[DATA SHOWN]
%%

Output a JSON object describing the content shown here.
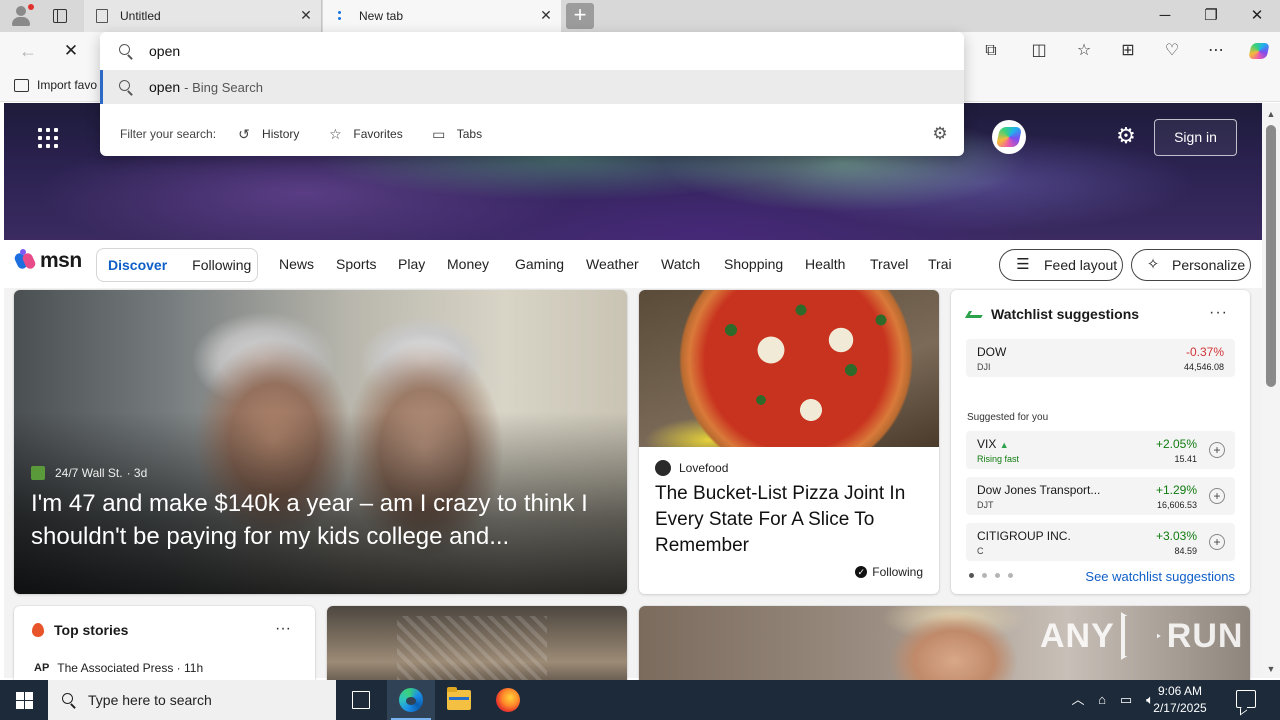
{
  "tabs": [
    {
      "title": "Untitled",
      "close": "✕"
    },
    {
      "title": "New tab",
      "close": "✕"
    }
  ],
  "new_tab_symbol": "+",
  "window_controls": {
    "minimize": "─",
    "restore": "❐",
    "close": "✕"
  },
  "toolbar": {
    "back": "←",
    "stop": "✕",
    "icons": [
      "extensions-icon",
      "split-screen-icon",
      "favorites-icon",
      "collections-icon",
      "browser-essentials-icon",
      "settings-more-icon"
    ],
    "more": "⋯"
  },
  "favorites_bar": {
    "import_label": "Import favo"
  },
  "omnibox": {
    "query": "open",
    "suggestion": {
      "query": "open",
      "source": "- Bing Search"
    },
    "filter_label": "Filter your search:",
    "filters": [
      "History",
      "Favorites",
      "Tabs"
    ]
  },
  "header": {
    "sign_in": "Sign in"
  },
  "msn": {
    "logo_text": "msn",
    "segment": {
      "active": "Discover",
      "inactive": "Following"
    },
    "nav": [
      "News",
      "Sports",
      "Play",
      "Money",
      "Gaming",
      "Weather",
      "Watch",
      "Shopping",
      "Health",
      "Travel",
      "Trai"
    ],
    "feed_layout": "Feed layout",
    "personalize": "Personalize"
  },
  "hero_article": {
    "source": "24/7 Wall St.",
    "age": "· 3d",
    "title": "I'm 47 and make $140k a year – am I crazy to think I shouldn't be paying for my kids college and..."
  },
  "pizza_article": {
    "source": "Lovefood",
    "title": "The Bucket-List Pizza Joint In Every State For A Slice To Remember",
    "following": "Following"
  },
  "watchlist": {
    "title": "Watchlist suggestions",
    "more": "···",
    "primary": {
      "name": "DOW",
      "ticker": "DJI",
      "change": "-0.37%",
      "price": "44,546.08"
    },
    "suggested_label": "Suggested for you",
    "suggested": [
      {
        "name": "VIX",
        "sub": "Rising fast",
        "change": "+2.05%",
        "price": "15.41"
      },
      {
        "name": "Dow Jones Transport...",
        "sub": "DJT",
        "change": "+1.29%",
        "price": "16,606.53"
      },
      {
        "name": "CITIGROUP INC.",
        "sub": "C",
        "change": "+3.03%",
        "price": "84.59"
      }
    ],
    "see_more": "See watchlist suggestions",
    "colors": {
      "negative": "#d13438",
      "positive": "#107c10"
    }
  },
  "top_stories": {
    "title": "Top stories",
    "more": "···",
    "first_source": "The Associated Press · 11h",
    "first_source_logo": "AP"
  },
  "watermark": {
    "left": "ANY",
    "right": "RUN"
  },
  "taskbar": {
    "search_placeholder": "Type here to search",
    "time": "9:06 AM",
    "date": "2/17/2025"
  }
}
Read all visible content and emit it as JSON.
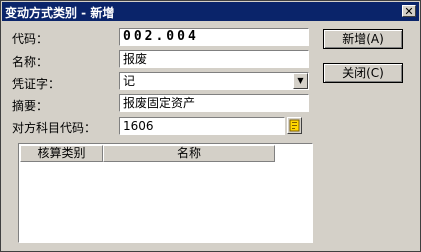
{
  "window": {
    "title": "变动方式类别 - 新增",
    "close_glyph": "✕"
  },
  "form": {
    "code_label": "代码：",
    "code_value": "002.004",
    "name_label": "名称：",
    "name_value": "报废",
    "voucher_label": "凭证字：",
    "voucher_value": "记",
    "summary_label": "摘要：",
    "summary_value": "报废固定资产",
    "account_label": "对方科目代码：",
    "account_value": "1606"
  },
  "buttons": {
    "new_label": "新增(A)",
    "close_label": "关闭(C)"
  },
  "grid": {
    "columns": [
      "核算类别",
      "名称"
    ]
  },
  "icons": {
    "dropdown": "triangle-down",
    "lookup": "yellow-lookup"
  }
}
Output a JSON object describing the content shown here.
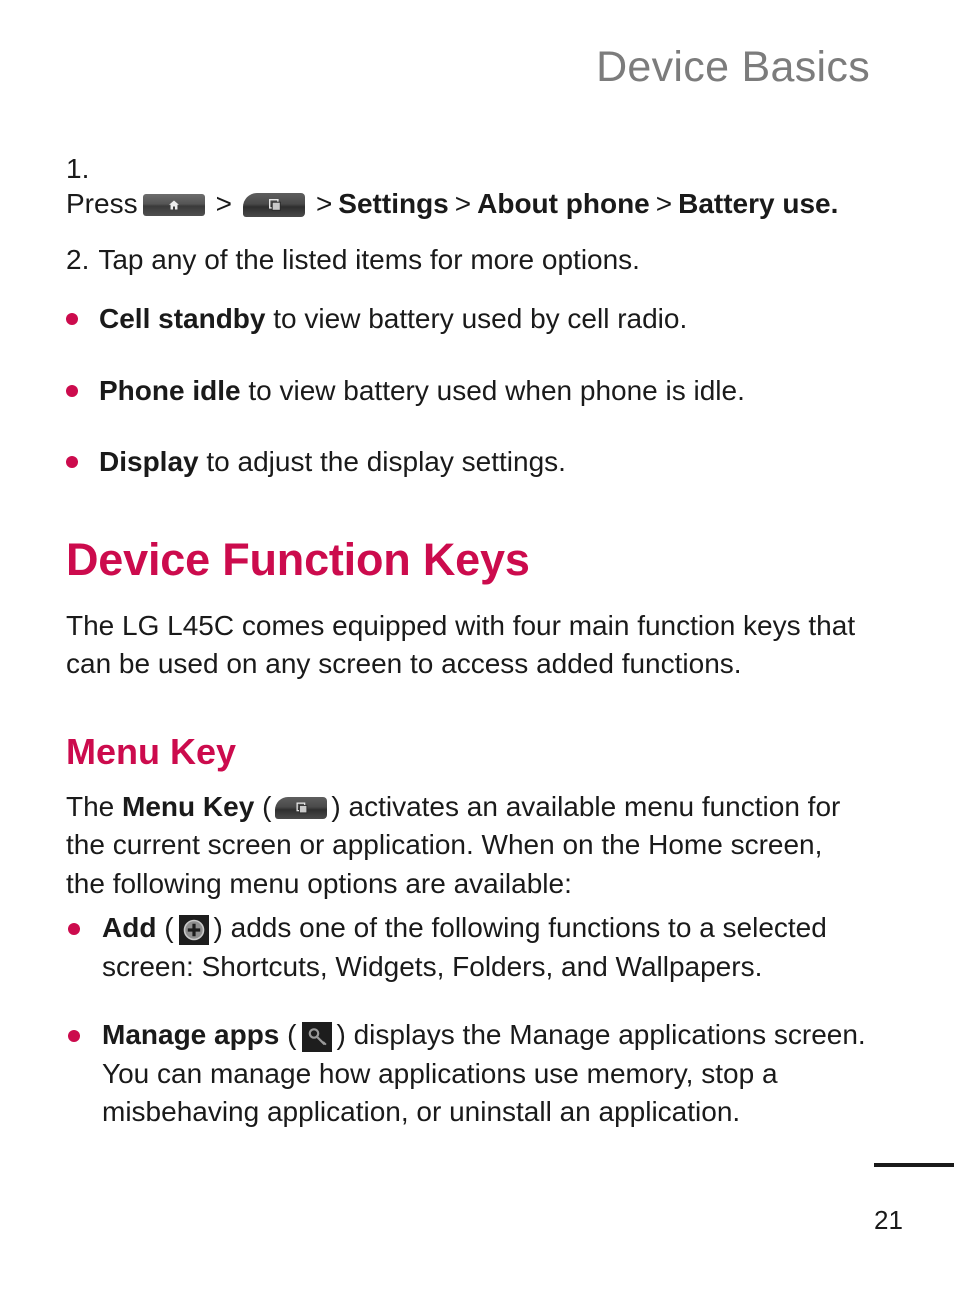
{
  "header": {
    "title": "Device Basics"
  },
  "steps": [
    {
      "number": "1.",
      "lead": "Press",
      "icons": [
        "home-key-icon",
        "menu-key-icon"
      ],
      "sep": ">",
      "parts": [
        "Settings",
        "About phone",
        "Battery use."
      ]
    },
    {
      "number": "2.",
      "text": "Tap any of the listed items for more options."
    }
  ],
  "sub_bullets": [
    {
      "term": "Cell standby",
      "rest": " to view battery used by cell radio."
    },
    {
      "term": "Phone idle",
      "rest": " to view battery used when phone is idle."
    },
    {
      "term": "Display",
      "rest": " to adjust the display settings."
    }
  ],
  "section": {
    "title": "Device Function Keys",
    "body": "The LG L45C comes equipped with four main function keys that can be used on any screen to access added functions."
  },
  "menu_key_section": {
    "title": "Menu Key",
    "body_before": "The ",
    "body_bold": "Menu Key",
    "body_paren_open": "(",
    "body_paren_close": ")",
    "body_after": " activates an available menu function for the current screen or application. When on the Home screen, the following menu options are available:",
    "icon": "menu-key-icon"
  },
  "main_bullets": [
    {
      "term": "Add",
      "paren_open": "(",
      "paren_close": ")",
      "icon": "add-plus-icon",
      "rest": " adds one of the following functions to a selected screen: Shortcuts, Widgets, Folders, and Wallpapers."
    },
    {
      "term": "Manage apps",
      "paren_open": "(",
      "paren_close": ")",
      "icon": "manage-apps-wrench-icon",
      "rest": " displays the Manage applications screen. You can manage how applications use memory, stop a misbehaving application, or uninstall an application."
    }
  ],
  "footer": {
    "page_number": "21"
  },
  "colors": {
    "accent": "#cc0b4d",
    "header_gray": "#7c7c7c",
    "body_black": "#1a1a1a"
  }
}
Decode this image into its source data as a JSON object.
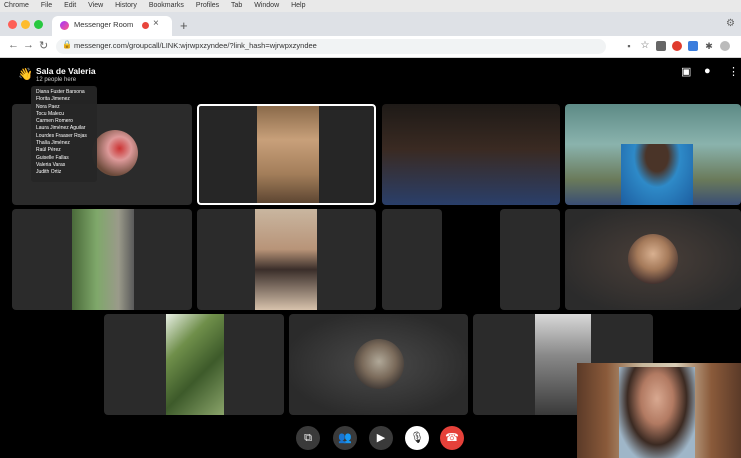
{
  "menubar": {
    "items": [
      "Chrome",
      "File",
      "Edit",
      "View",
      "History",
      "Bookmarks",
      "Profiles",
      "Tab",
      "Window",
      "Help"
    ]
  },
  "browser": {
    "tab_title": "Messenger Room",
    "url": "messenger.com/groupcall/LINK:wjrwpxzyndee/?link_hash=wjrwpxzyndee",
    "new_tab_symbol": "+",
    "close_symbol": "×"
  },
  "room": {
    "title": "Sala de Valeria",
    "subtitle": "12 people here",
    "emoji": "👋",
    "participants": [
      "Diana Fuster Barsona",
      "Florita Jimenez",
      "Nora Paez",
      "Tocu Malecu",
      "Carmen Romero",
      "Laura Jiménez Aguilar",
      "Lourdes Fraaser Rojas",
      "Thalía Jiménez",
      "Raúl Pérez",
      "Guiselle Fallas",
      "Valeria Varas",
      "Judith Ortiz"
    ]
  },
  "controls": [
    "screen-share-icon",
    "people-icon",
    "video-camera-icon",
    "microphone-muted-icon",
    "end-call-icon"
  ],
  "colors": {
    "app_bg": "#000000",
    "tile_bg": "#2b2b2b",
    "end_call": "#e5413a",
    "active_tile_border": "#ffffff"
  }
}
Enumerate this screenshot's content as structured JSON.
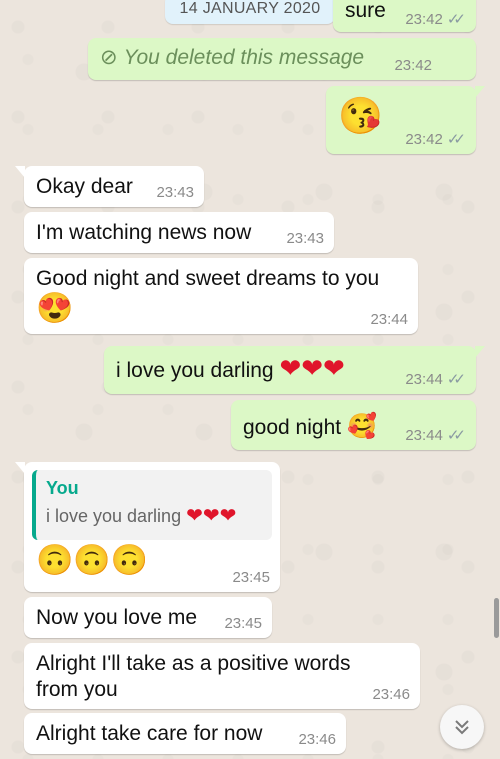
{
  "date_chip": "14 JANUARY 2020",
  "messages": [
    {
      "dir": "out",
      "text": "sure",
      "time": "23:42",
      "status": "read"
    },
    {
      "dir": "out",
      "text": "You deleted this message",
      "time": "23:42",
      "deleted": true
    },
    {
      "dir": "out",
      "emoji": "😘",
      "time": "23:42",
      "status": "read"
    },
    {
      "dir": "in",
      "text": "Okay dear",
      "time": "23:43"
    },
    {
      "dir": "in",
      "text": "I'm watching news now",
      "time": "23:43"
    },
    {
      "dir": "in",
      "text": "Good night and sweet dreams to you",
      "emoji": "😍",
      "time": "23:44"
    },
    {
      "dir": "out",
      "text": "i love you darling",
      "hearts": "❤❤❤",
      "time": "23:44",
      "status": "read"
    },
    {
      "dir": "out",
      "text": "good night",
      "emoji": "🥰",
      "time": "23:44",
      "status": "read"
    },
    {
      "dir": "in",
      "quote_author": "You",
      "quote_text": "i love you darling",
      "quote_hearts": "❤❤❤",
      "emoji": "🙃🙃🙃",
      "time": "23:45"
    },
    {
      "dir": "in",
      "text": "Now you love me",
      "time": "23:45"
    },
    {
      "dir": "in",
      "text_line1": "Alright I'll take as a positive words",
      "text_line2": "from you",
      "time": "23:46"
    },
    {
      "dir": "in",
      "text": "Alright take care for now",
      "time": "23:46"
    }
  ],
  "icons": {
    "read_ticks": "double-check-icon",
    "deleted": "block-icon",
    "scroll_down": "chevron-double-down-icon"
  },
  "colors": {
    "incoming": "#ffffff",
    "outgoing": "#dcf8c6",
    "background": "#ece5dd",
    "quote_accent": "#06a98d"
  }
}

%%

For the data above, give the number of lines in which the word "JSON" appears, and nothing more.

[RESPONSE FOR THIS EXERCISE]
5